Five Richmond Public high school students spent the past summer doing college-level research in the VCU Chemistry Department labs, sponsored by the American Chemical Society’s Project SEED program and the Blue Sky Fund.
Project SEED was established in 1968 by the American Chemical Society to expose economically disadvantaged high school students to chemistry research laboratories, with the goal of increasing underrepresented minority populations pursuing college degrees in STEM-related disciplines. Four students were co-sponsored by Project SEED and the VCU Chemistry Department, and one was funded by a donation from the Richmond-based non-profit, Blue Sky Fund.
The students were all minority women, and they represented George Wythe and Open High Schools. The six-week program began with a two-day boot camp, where students familiarized themselves with lab equipment and underwent a crash-course in the math and chemistry skills they would need to do their research. Based on their research interests, they were paired with faculty members and graduate students, who provided direction and assistance in their summer research projects.
“Our students got a lot out of this,” said Helena Easter, K-12 Science Specialist for Richmond Public Schools. “They learned a lot this summer as far as chemistry, they learned how to collaborate with others, they got to meet a lot of different people from all backgrounds.”
Assistant Professor Mike Hunnicutt, Ph.D., organized the collaboration between Richmond Public Schools, the VCU Chemistry Department and Project SEED. He also incorporated ‘enrichment activities’ into the program, including lectures by VCU faculty on the realities of college life and a field trip to DuPont Protection Solutions, where students experienced the real-world applications of chemistry by creating and testing their own bullet-proof Kevlar vests.
Each student prepared a research report and poster at the end of the program, highlighting the results of their experiments and the real-world applications of their work. Natalia Mangaroo, a sixteen-year-old junior from Open High School, spent her summer working on a project aimed at developing a multiplex detection system of cancer biomarkers called “Aptamer-based Single Molecule Sensing on DNA Platform.” Mangaroo’s research focused mainly on assembling the project’s DNA platforms and characterizing them using gel electrophoresis and fluorescence microscopy.
“It definitely made me want my chemistry career more. It made me realize that this is really what I want to do in my life – I want to work in a lab,” Mangaroo said.
Mangaroo worked in the lab of Assistant Professor Soma Dhakal, Ph.D., who said that while he was initially little nervous to have a high schooler in his laboratory, Mangaroo was brilliant and learned quickly.
“I believe that knowledge is for transformation – not just information,” said Dhakal “Giving early exposure to such young people, I believe we are preparing the next generation of scientists, so I think it’s really important.”

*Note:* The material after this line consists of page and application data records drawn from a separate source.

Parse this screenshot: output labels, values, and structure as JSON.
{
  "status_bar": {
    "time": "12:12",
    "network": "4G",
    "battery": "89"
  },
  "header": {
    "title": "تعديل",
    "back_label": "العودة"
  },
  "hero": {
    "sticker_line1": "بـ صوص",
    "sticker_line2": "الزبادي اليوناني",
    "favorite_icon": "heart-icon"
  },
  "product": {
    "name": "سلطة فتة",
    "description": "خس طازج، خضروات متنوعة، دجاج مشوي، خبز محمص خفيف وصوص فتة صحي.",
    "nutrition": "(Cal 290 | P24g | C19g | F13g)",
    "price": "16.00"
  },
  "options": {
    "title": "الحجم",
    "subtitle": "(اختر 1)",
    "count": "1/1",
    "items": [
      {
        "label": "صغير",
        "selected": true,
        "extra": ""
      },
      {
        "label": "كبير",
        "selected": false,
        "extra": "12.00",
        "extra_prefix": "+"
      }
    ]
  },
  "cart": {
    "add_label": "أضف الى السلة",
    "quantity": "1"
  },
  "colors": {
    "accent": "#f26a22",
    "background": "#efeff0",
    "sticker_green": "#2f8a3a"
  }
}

Next year, VCU plans to expand their recruitment efforts for Project SEED by targeting an additional five Richmond Public Schools for potential applicants. Students who participated this year will also have the opportunity to apply again through the SEED Summer II program, where they can either build on their current research projects or begin a new one next summer.
Written by Megan Schiffres